Diet change, although not apparently relevant in this case, can cause colitis. If a companion is suddenly fed a new diet without a weaning process, their digestive tract, specifically the small intestine, may not handle the new product well, leading to secondary colitis manifesting as blood in the stool and often diarrhea.
Primary colitis can be caused by any primary insult to the colon. A mass or multiple masses within the colon can cause colitis. So too can some types of intestinal parasites.
A visit to Andy’s veterinarian should provide an avenue to a diagnosis as to the cause for the intermittent blood his stool. Radiographs can be a very helpful tool in trying to distinguish between primary colitis and secondary colitis due to small intestinal inflammation. If the colitis is being caused by small intestinal disease, a biopsy of the small intestine may be necessary to determine the underlying cause and armed with a definitive diagnosis, appropriate treatment can be initiated to hopefully eliminate his problem.

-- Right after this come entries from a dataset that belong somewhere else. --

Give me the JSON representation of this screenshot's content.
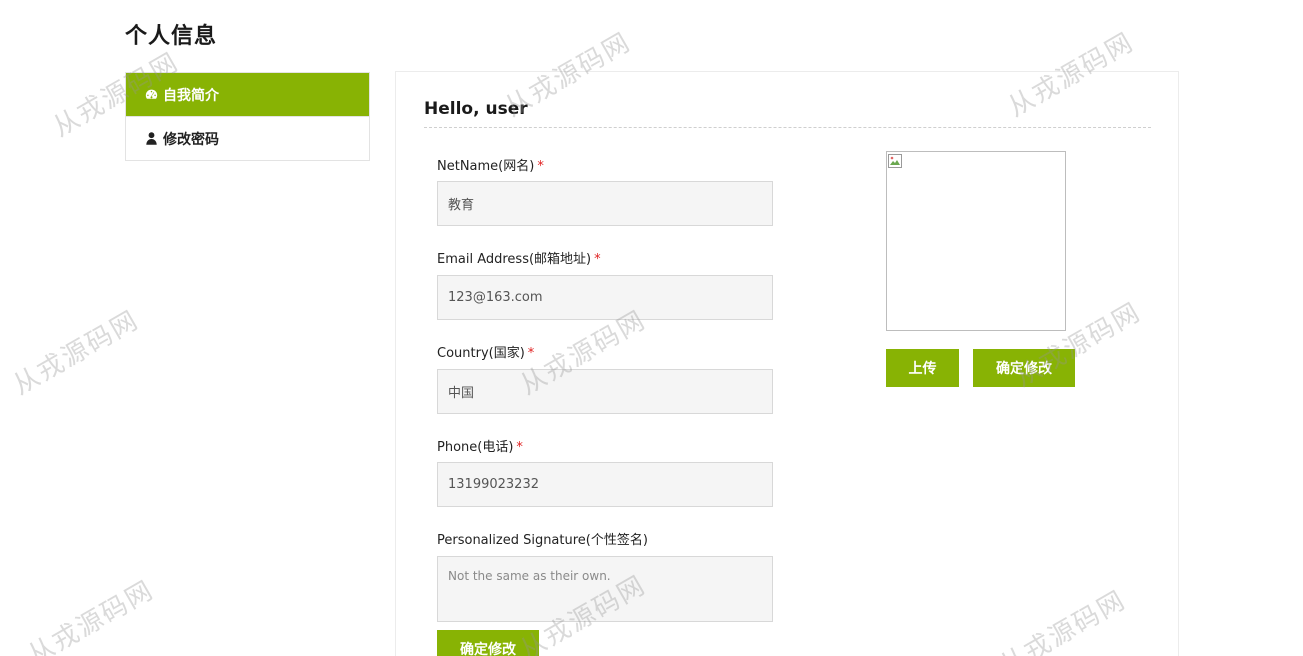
{
  "page": {
    "title": "个人信息"
  },
  "sidebar": {
    "items": [
      {
        "label": "自我简介",
        "icon": "dashboard-icon",
        "active": true
      },
      {
        "label": "修改密码",
        "icon": "user-icon",
        "active": false
      }
    ]
  },
  "main": {
    "greeting": "Hello, user",
    "fields": {
      "netname": {
        "label": "NetName(网名)",
        "required": "*",
        "value": "教育"
      },
      "email": {
        "label": "Email Address(邮箱地址)",
        "required": "*",
        "value": "123@163.com"
      },
      "country": {
        "label": "Country(国家)",
        "required": "*",
        "value": "中国"
      },
      "phone": {
        "label": "Phone(电话)",
        "required": "*",
        "value": "13199023232"
      },
      "signature": {
        "label": "Personalized Signature(个性签名)",
        "placeholder": "Not the same as their own."
      }
    },
    "submit_label": "确定修改",
    "avatar": {
      "upload_label": "上传",
      "confirm_label": "确定修改"
    }
  },
  "watermark": {
    "text": "从戎源码网"
  },
  "colors": {
    "accent": "#88b304",
    "required": "#e02020",
    "input_bg": "#f5f5f5"
  }
}
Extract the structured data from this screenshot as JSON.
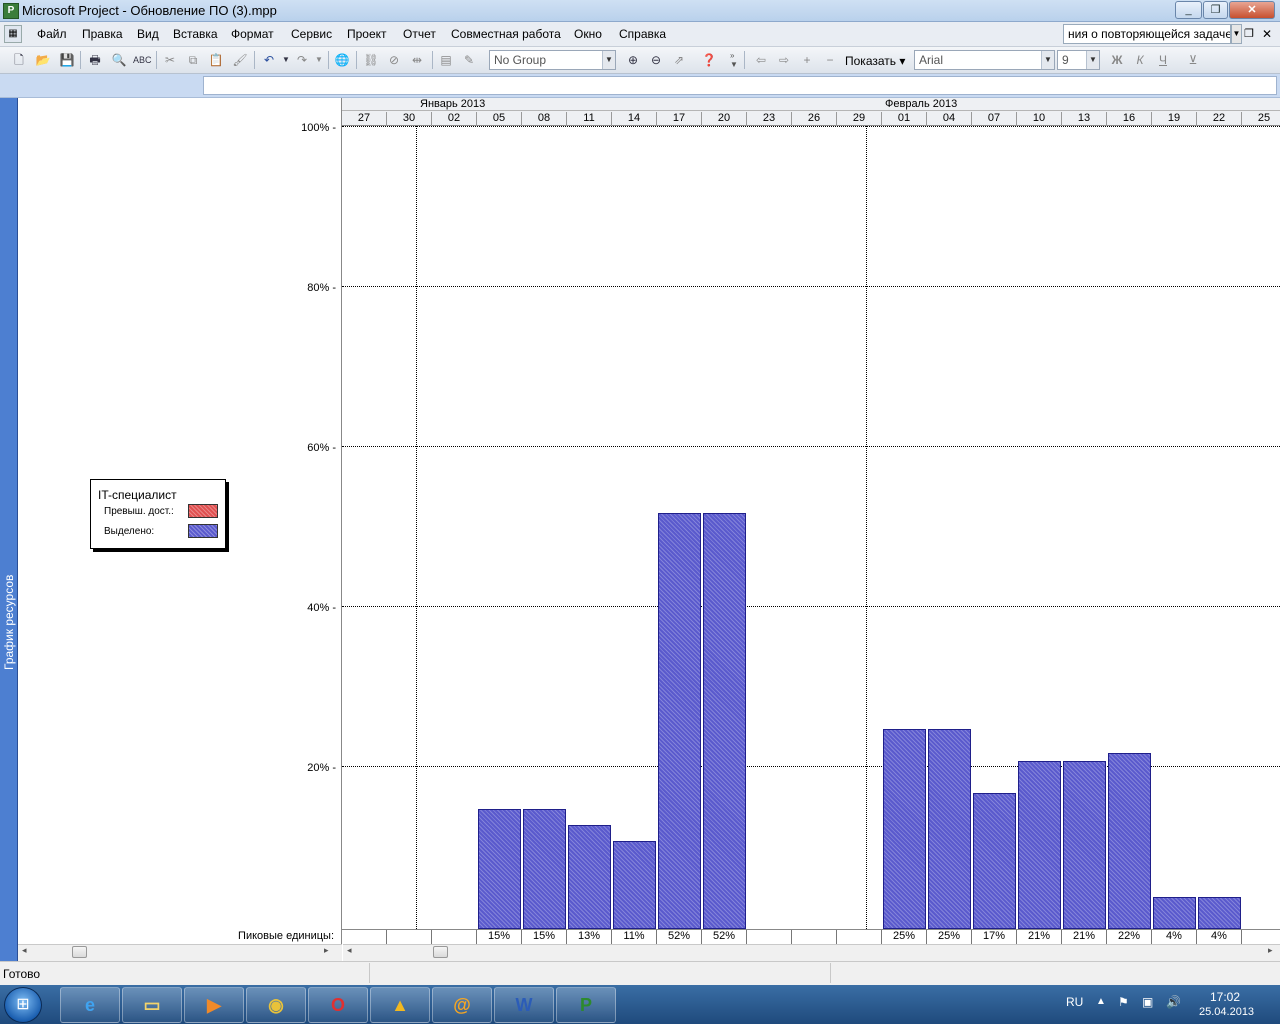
{
  "window": {
    "title": "Microsoft Project - Обновление ПО (3).mpp",
    "app_icon": "msproject-icon"
  },
  "menu": {
    "items": [
      "Файл",
      "Правка",
      "Вид",
      "Вставка",
      "Формат",
      "Сервис",
      "Проект",
      "Отчет",
      "Совместная работа",
      "Окно",
      "Справка"
    ],
    "help_box": "ния о повторяющейся задаче"
  },
  "toolbar": {
    "group_combo": "No Group",
    "show_label": "Показать",
    "font_combo": "Arial",
    "size_combo": "9",
    "bold": "Ж",
    "italic": "К",
    "underline": "Ч"
  },
  "view_bar": {
    "label": "График ресурсов"
  },
  "timescale": {
    "months": [
      "Январь 2013",
      "Февраль 2013"
    ],
    "days": [
      "27",
      "30",
      "02",
      "05",
      "08",
      "11",
      "14",
      "17",
      "20",
      "23",
      "26",
      "29",
      "01",
      "04",
      "07",
      "10",
      "13",
      "16",
      "19",
      "22",
      "25"
    ]
  },
  "legend": {
    "resource": "IT-специалист",
    "overalloc_label": "Превыш. дост.:",
    "allocated_label": "Выделено:",
    "overalloc_color": "#e05050",
    "allocated_color": "#5a5acd"
  },
  "chart_data": {
    "type": "bar",
    "ylabels": [
      "100% -",
      "80% -",
      "60% -",
      "40% -",
      "20% -"
    ],
    "yvalues": [
      100,
      80,
      60,
      40,
      20
    ],
    "ylim": [
      0,
      100
    ],
    "categories": [
      "27",
      "30",
      "02",
      "05",
      "08",
      "11",
      "14",
      "17",
      "20",
      "23",
      "26",
      "29",
      "01",
      "04",
      "07",
      "10",
      "13",
      "16",
      "19",
      "22",
      "25"
    ],
    "values": [
      0,
      0,
      0,
      15,
      15,
      13,
      11,
      52,
      52,
      0,
      0,
      0,
      25,
      25,
      17,
      21,
      21,
      22,
      4,
      4,
      0
    ],
    "peak_labels": [
      "",
      "",
      "",
      "15%",
      "15%",
      "13%",
      "11%",
      "52%",
      "52%",
      "",
      "",
      "",
      "25%",
      "25%",
      "17%",
      "21%",
      "21%",
      "22%",
      "4%",
      "4%",
      ""
    ],
    "peak_row_label": "Пиковые единицы:"
  },
  "status": {
    "text": "Готово"
  },
  "taskbar": {
    "lang": "RU",
    "time": "17:02",
    "date": "25.04.2013"
  }
}
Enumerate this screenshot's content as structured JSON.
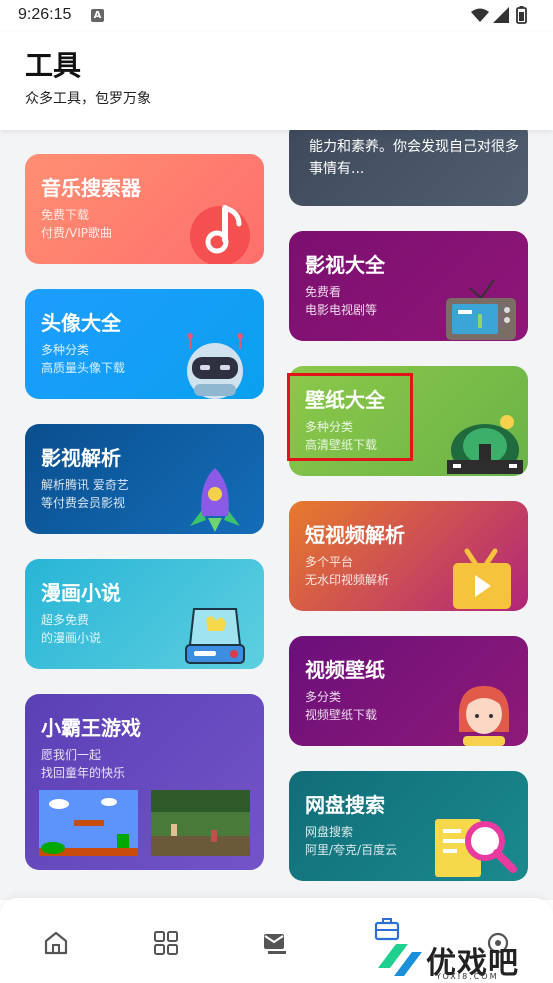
{
  "status_bar": {
    "time": "9:26:15",
    "notif_badge": "A"
  },
  "header": {
    "title": "工具",
    "subtitle": "众多工具，包罗万象"
  },
  "left_cards": [
    {
      "title": "音乐搜索器",
      "line1": "免费下载",
      "line2": "付费/VIP歌曲",
      "icon": "music-note-icon"
    },
    {
      "title": "头像大全",
      "line1": "多种分类",
      "line2": "高质量头像下载",
      "icon": "robot-icon"
    },
    {
      "title": "影视解析",
      "line1": "解析腾讯 爱奇艺",
      "line2": "等付费会员影视",
      "icon": "rocket-icon"
    },
    {
      "title": "漫画小说",
      "line1": "超多免费",
      "line2": "的漫画小说",
      "icon": "drive-icon"
    },
    {
      "title": "小霸王游戏",
      "line1": "愿我们一起",
      "line2": "找回童年的快乐",
      "icon": "game-screens"
    }
  ],
  "right_partial": {
    "text": "这一天不断充实自己，提升自己的能力和素养。你会发现自己对很多事情有..."
  },
  "right_cards": [
    {
      "title": "影视大全",
      "line1": "免费看",
      "line2": "电影电视剧等",
      "icon": "tv-icon"
    },
    {
      "title": "壁纸大全",
      "line1": "多种分类",
      "line2": "高清壁纸下载",
      "icon": "landscape-icon"
    },
    {
      "title": "短视频解析",
      "line1": "多个平台",
      "line2": "无水印视频解析",
      "icon": "play-tv-icon"
    },
    {
      "title": "视频壁纸",
      "line1": "多分类",
      "line2": "视频壁纸下载",
      "icon": "girl-avatar-icon"
    },
    {
      "title": "网盘搜索",
      "line1": "网盘搜索",
      "line2": "阿里/夸克/百度云",
      "icon": "search-doc-icon"
    }
  ],
  "bottom_nav": [
    {
      "name": "home-icon"
    },
    {
      "name": "apps-icon"
    },
    {
      "name": "message-icon"
    },
    {
      "name": "toolbox-icon"
    },
    {
      "name": "settings-icon"
    }
  ],
  "watermark": {
    "text": "优戏吧",
    "sub": "YOXI8.COM"
  },
  "colors": {
    "highlight": "#e0141a"
  }
}
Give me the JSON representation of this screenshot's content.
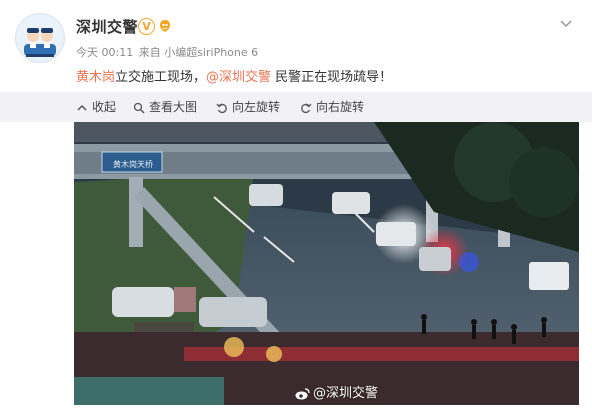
{
  "post": {
    "username": "深圳交警",
    "verified_mark": "V",
    "time": "今天 00:11",
    "source": "来自 小编超siriPhone 6",
    "content_link_location": "黄木岗",
    "content_text_1": "立交施工现场，",
    "content_mention": "@深圳交警",
    "content_text_2": " 民警正在现场疏导！"
  },
  "toolbar": {
    "collapse": "收起",
    "view_large": "查看大图",
    "rotate_left": "向左旋转",
    "rotate_right": "向右旋转"
  },
  "photo": {
    "sign_text": "黄木岗天桥",
    "watermark": "@深圳交警"
  },
  "colors": {
    "link": "#eb7350",
    "toolbar_bg": "#f2f2f5",
    "verified": "#f3a633"
  },
  "icons": [
    "avatar-police-icon",
    "verified-icon",
    "vip-badge-icon",
    "chevron-down-icon",
    "collapse-icon",
    "zoom-icon",
    "rotate-left-icon",
    "rotate-right-icon",
    "weibo-logo-icon"
  ]
}
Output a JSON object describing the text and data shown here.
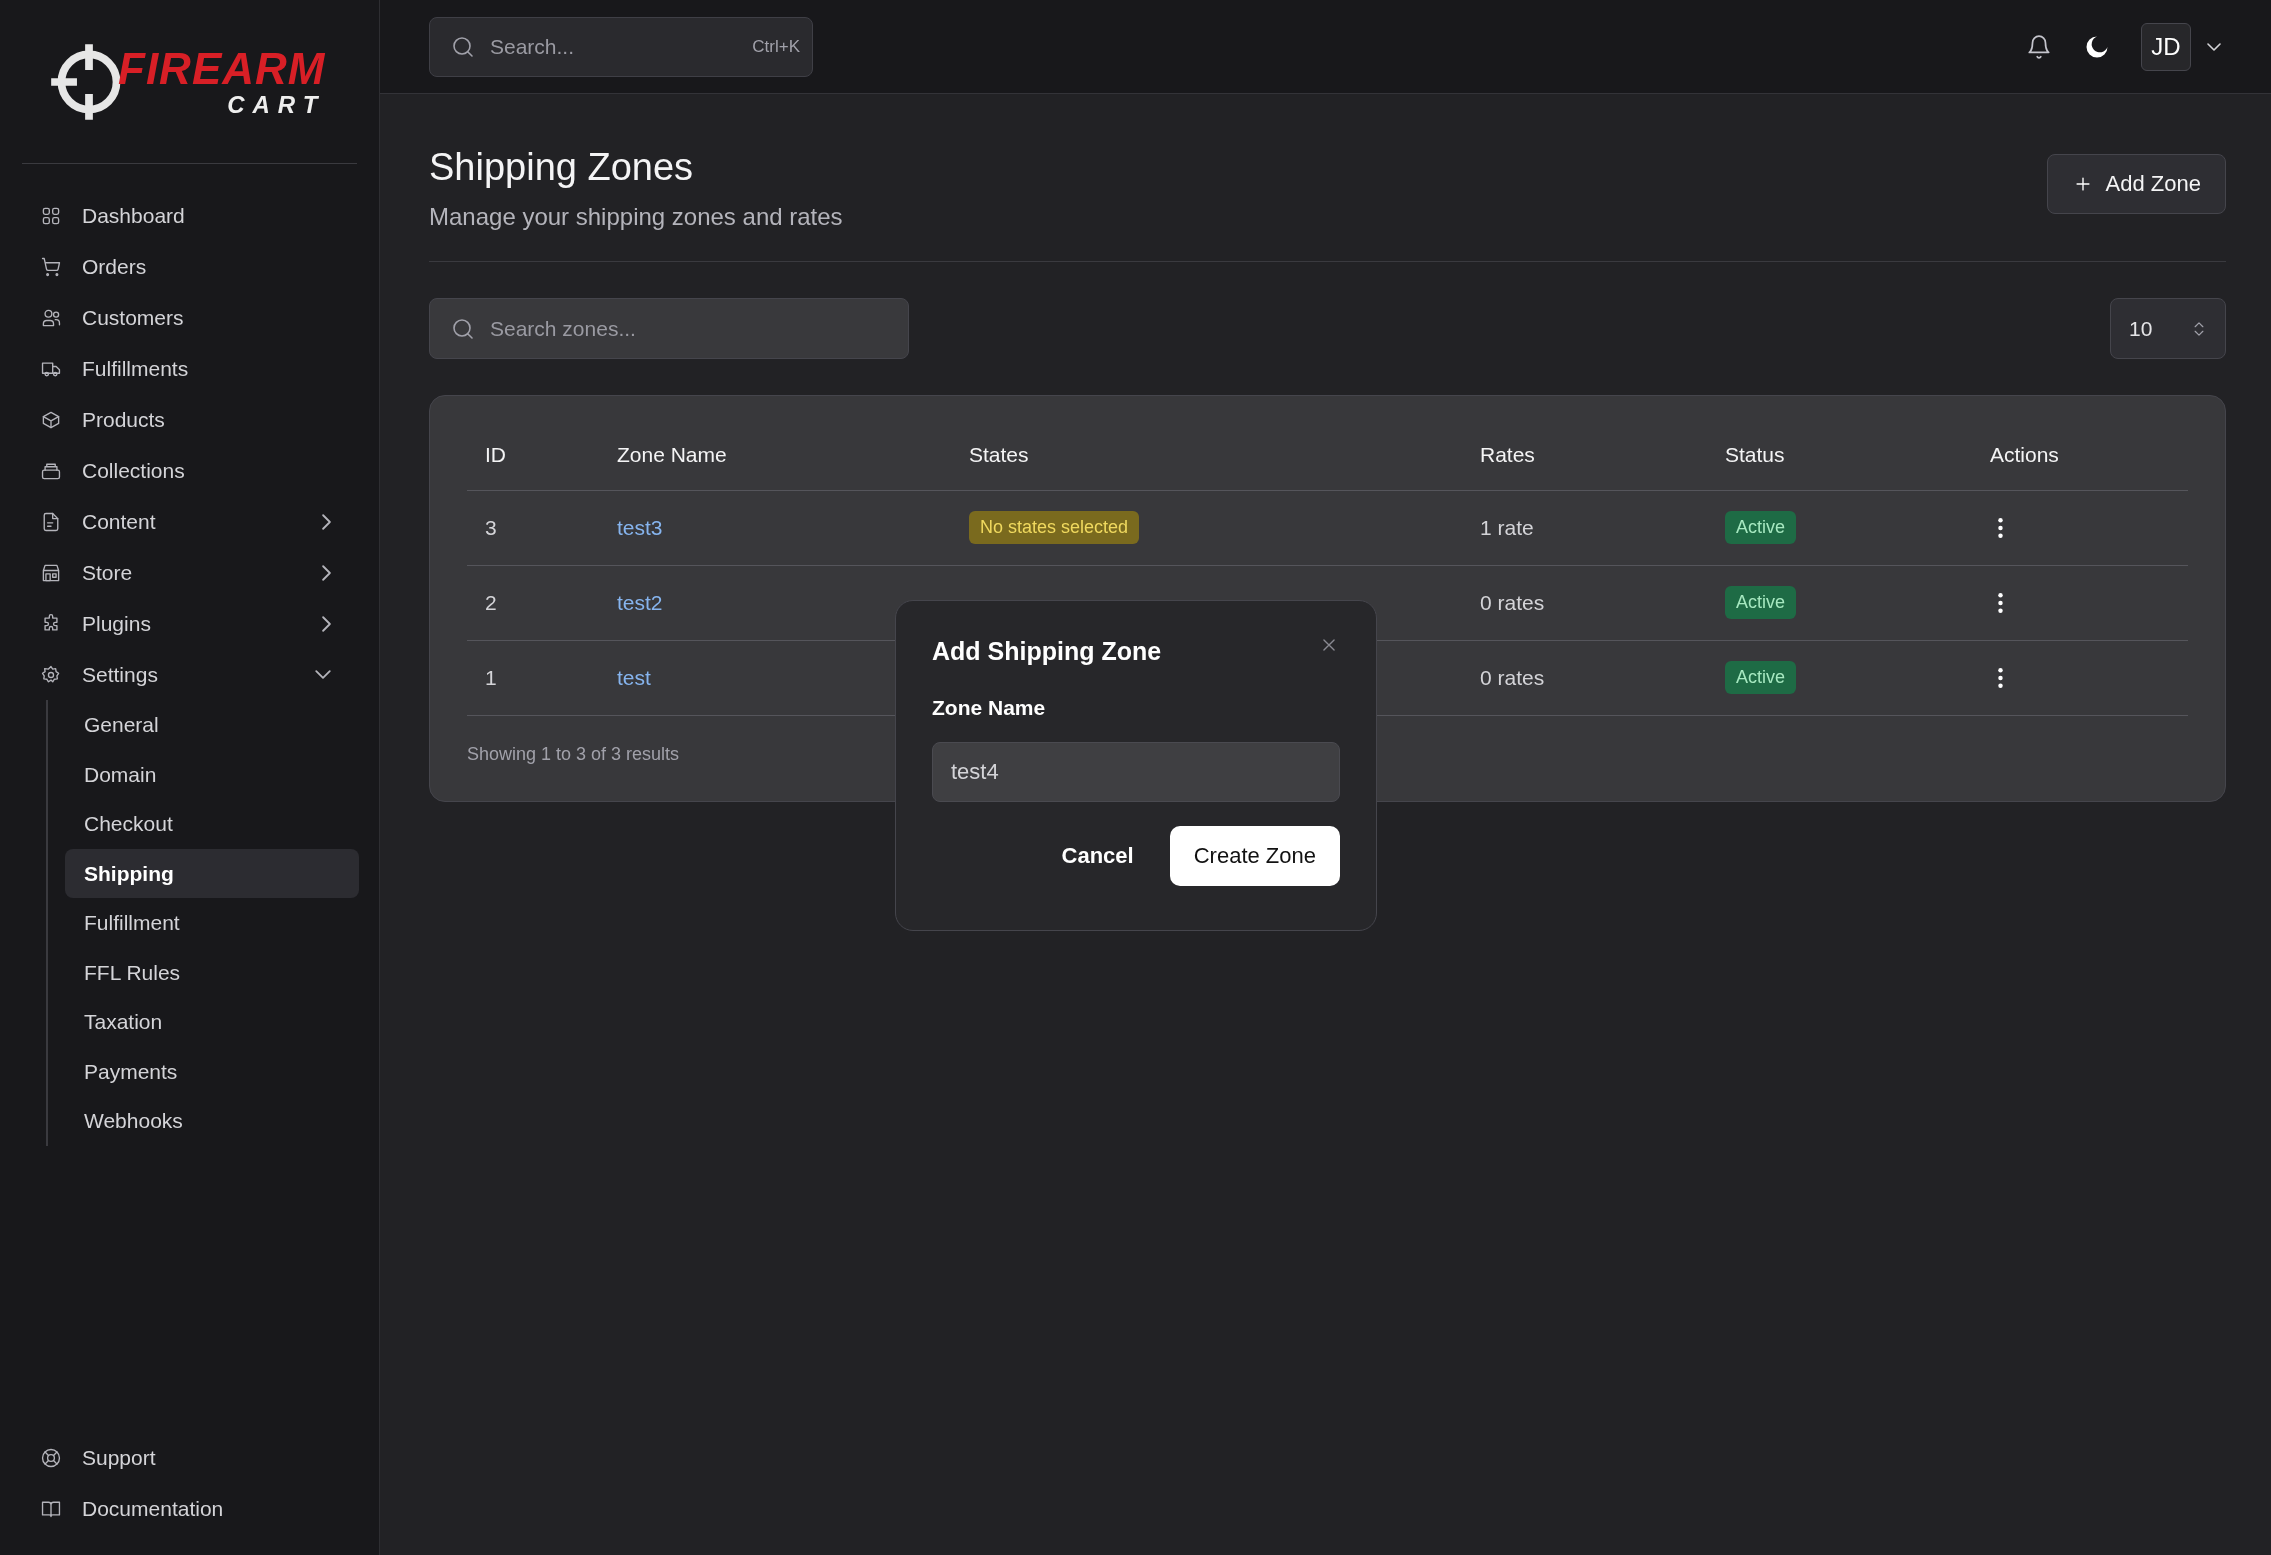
{
  "sidebar": {
    "logo": {
      "brand": "FIREARM",
      "sub": "CART"
    },
    "items": [
      {
        "label": "Dashboard"
      },
      {
        "label": "Orders"
      },
      {
        "label": "Customers"
      },
      {
        "label": "Fulfillments"
      },
      {
        "label": "Products"
      },
      {
        "label": "Collections"
      },
      {
        "label": "Content",
        "expanded": false
      },
      {
        "label": "Store",
        "expanded": false
      },
      {
        "label": "Plugins",
        "expanded": false
      },
      {
        "label": "Settings",
        "expanded": true,
        "children": [
          {
            "label": "General",
            "selected": false
          },
          {
            "label": "Domain",
            "selected": false
          },
          {
            "label": "Checkout",
            "selected": false
          },
          {
            "label": "Shipping",
            "selected": true
          },
          {
            "label": "Fulfillment",
            "selected": false
          },
          {
            "label": "FFL Rules",
            "selected": false
          },
          {
            "label": "Taxation",
            "selected": false
          },
          {
            "label": "Payments",
            "selected": false
          },
          {
            "label": "Webhooks",
            "selected": false
          }
        ]
      }
    ],
    "footer": [
      {
        "label": "Support"
      },
      {
        "label": "Documentation"
      }
    ]
  },
  "topbar": {
    "search": {
      "placeholder": "Search...",
      "shortcut": "Ctrl+K"
    },
    "avatar": "JD"
  },
  "page": {
    "title": "Shipping Zones",
    "subtitle": "Manage your shipping zones and rates",
    "add_button": "Add Zone",
    "search": {
      "placeholder": "Search zones..."
    },
    "page_size": "10"
  },
  "table": {
    "columns": [
      "ID",
      "Zone Name",
      "States",
      "Rates",
      "Status",
      "Actions"
    ],
    "rows": [
      {
        "id": "3",
        "name": "test3",
        "states": "No states selected",
        "rates": "1 rate",
        "status": "Active"
      },
      {
        "id": "2",
        "name": "test2",
        "rates": "0 rates",
        "status": "Active"
      },
      {
        "id": "1",
        "name": "test",
        "rates": "0 rates",
        "status": "Active"
      }
    ],
    "footer": "Showing 1 to 3 of 3 results"
  },
  "modal": {
    "title": "Add Shipping Zone",
    "field_label": "Zone Name",
    "value": "test4",
    "cancel": "Cancel",
    "submit": "Create Zone"
  }
}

Jeff Kahler is a veterinarian in Modesto. Questions can be submitted to Your Pet in care of LifeStyles, The Modesto Bee, P.O. Box 5256, Modesto 95352.